Demonstrating the strength of strategic advocacy, Newtown Precinct Business Association (NPBA) worked with the local community to halt clearways along King Street - an anticipated impact of the Westconnex Road Project that could have devastated businesses in the iconic commercial strip.
In December 2014, owing to NPBA and local concerns, a small team began accumulating information on how the Westconnex project might impact the area as public information was not readily available.
Realising 24-hour clearways along King St was a potential impact of the motorway development, a combined effort by the NPBA and local direct action groups saw a major protest march on the issue in August 2015.
The protest engaged 1,500 concerned locals, 200 local businesses posted ‘Save Newtown Stop Westconnex’ stickers in their shop fronts and public awareness increased - resulting in 7,000 campaign signatures and forcing a parliamentary debate regarding Westconnex in the area.
NPBA’s Simon Shaw says the precinct benefited greatly from organising the protest and the general campaign against Westconnex, even if many of the local businesses weren’t initially across the campaign.
“Many locals were oblivious to Westconnex and it’s potential impact. It was our duty as the local chamber to protect their interests whether they were aware of the project or not,” he says.
“The campaign was a testament to the resilience of the Newtown precinct to work together in a community led advocacy campaign. This is evident in many local campaigns such as the recent voluntary adoption of local out restrictions.”
Although increasing NPBA membership was not an objective, by rallying the community against Westconnex the profile of the NPBA increased and the business association’s engagement rates rose.

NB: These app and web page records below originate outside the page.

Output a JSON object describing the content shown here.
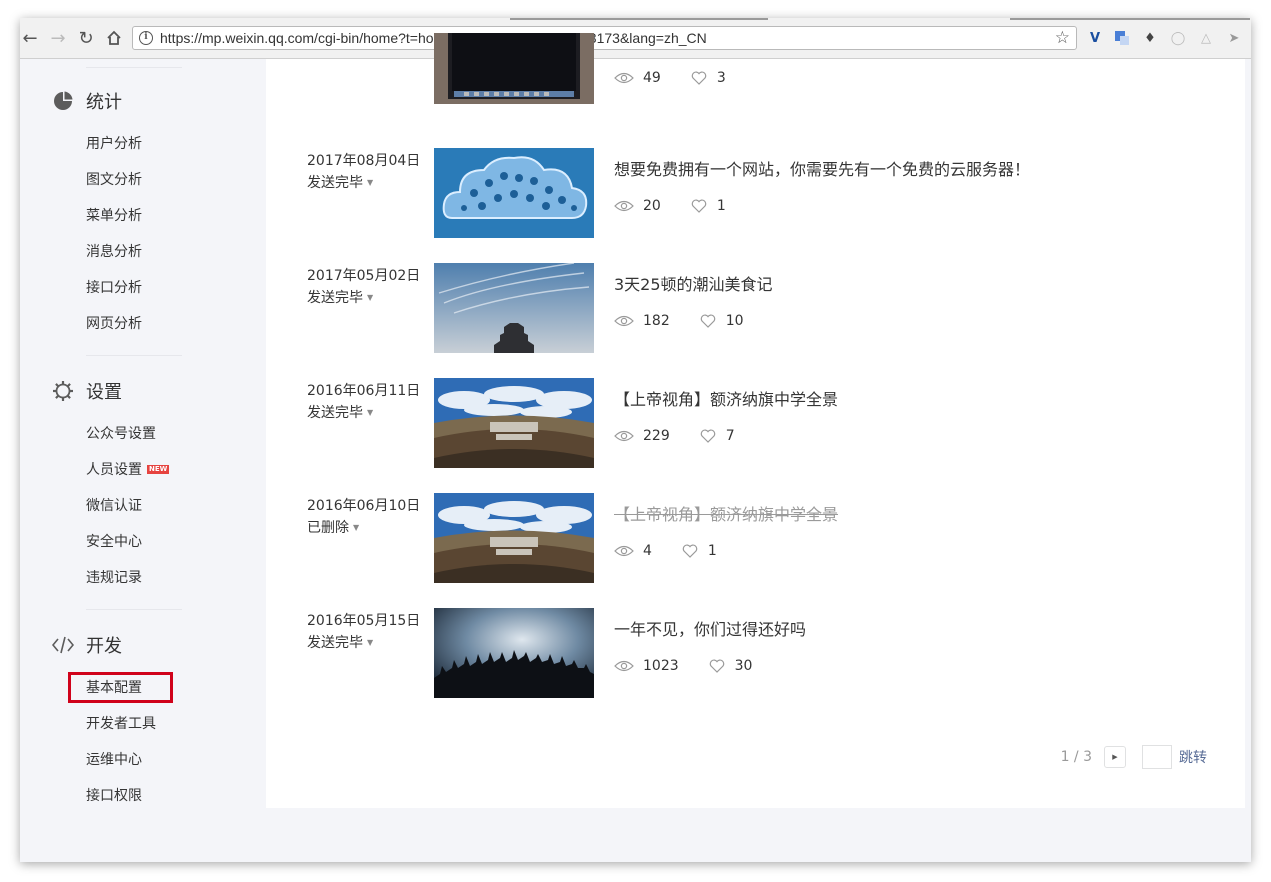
{
  "browser": {
    "url": "https://mp.weixin.qq.com/cgi-bin/home?t=home/index&token=1569403173&lang=zh_CN",
    "back_icon": "arrow-left-icon",
    "forward_icon": "arrow-right-icon",
    "reload_icon": "reload-icon",
    "home_icon": "home-icon",
    "bookmark_icon": "star-icon"
  },
  "sidebar": {
    "sections": [
      {
        "title": "统计",
        "icon": "pie-chart-icon",
        "items": [
          "用户分析",
          "图文分析",
          "菜单分析",
          "消息分析",
          "接口分析",
          "网页分析"
        ]
      },
      {
        "title": "设置",
        "icon": "gear-icon",
        "items": [
          "公众号设置",
          "人员设置",
          "微信认证",
          "安全中心",
          "违规记录"
        ],
        "badge": "NEW"
      },
      {
        "title": "开发",
        "icon": "code-icon",
        "items": [
          "基本配置",
          "开发者工具",
          "运维中心",
          "接口权限"
        ]
      }
    ]
  },
  "articles": [
    {
      "date": "",
      "status": "",
      "title": "",
      "views": "49",
      "likes": "3"
    },
    {
      "date": "2017年08月04日",
      "status": "发送完毕",
      "title": "想要免费拥有一个网站，你需要先有一个免费的云服务器！",
      "views": "20",
      "likes": "1"
    },
    {
      "date": "2017年05月02日",
      "status": "发送完毕",
      "title": "3天25顿的潮汕美食记",
      "views": "182",
      "likes": "10"
    },
    {
      "date": "2016年06月11日",
      "status": "发送完毕",
      "title": "【上帝视角】额济纳旗中学全景",
      "views": "229",
      "likes": "7"
    },
    {
      "date": "2016年06月10日",
      "status": "已删除",
      "title": "【上帝视角】额济纳旗中学全景",
      "views": "4",
      "likes": "1"
    },
    {
      "date": "2016年05月15日",
      "status": "发送完毕",
      "title": "一年不见，你们过得还好吗",
      "views": "1023",
      "likes": "30"
    }
  ],
  "pager": {
    "current": "1 / 3",
    "jump_label": "跳转"
  },
  "colors": {
    "accent_link": "#576b95",
    "highlight_border": "#d0021b",
    "panel_bg": "#ffffff",
    "page_bg": "#f4f5f9"
  }
}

“One of the key services we provide is advocacy for the local business community. Our remit is to promote and protect our constituents and ‘saving king st’ from 24 hour clearways is one of the several different examples of how we have, and will continue to, protect the broader interests of the precinct,” Simon says.
Another major outcome of the NPBA’s campaign was the inclusion of the ‘King St Gateway’ as a requirement for Westconnex’s planning approval of Stage two of the motorway project - which includes the St Peters Interchange. This gateway is a project that will steer traffic away from the southern end of King St and make it more difficult for traffic to use King St as a thoroughfare - a key outcome to protect King St from increases in traffic volume which would lead to potential 24/7 clearways.
At present geotesting is taking place in and around Sydney Park Road, Euston Road and Mcevoy Street and the NPBA anticipate this is for the purpose of easing the ‘post-interchange’ swelling of traffic onto local roads. Despite the business association's initial win, the campaign to limit Westconnex’s impact on the Newtown business and local community is far from over.
“We are now back preparing for the design announcements and imminent Environmental Impact Statement for Stage 3. This stage is the construction of the tunnel connecting the M4 and M5 and will more than likely follow parts of King St underground. We have met with all three levels of government to express our concerns over limited information regarding the impact the construction period will have on our precinct. We have also met with Sydney Motorway Corporation to request their cooperation for information exchange and community engagement,” Simon says.
“The real campaigning will commence when the designs are announced and we have real information on how it will impact our local business community.”
For more on the issue www.newtownbusinessprecinct.com.au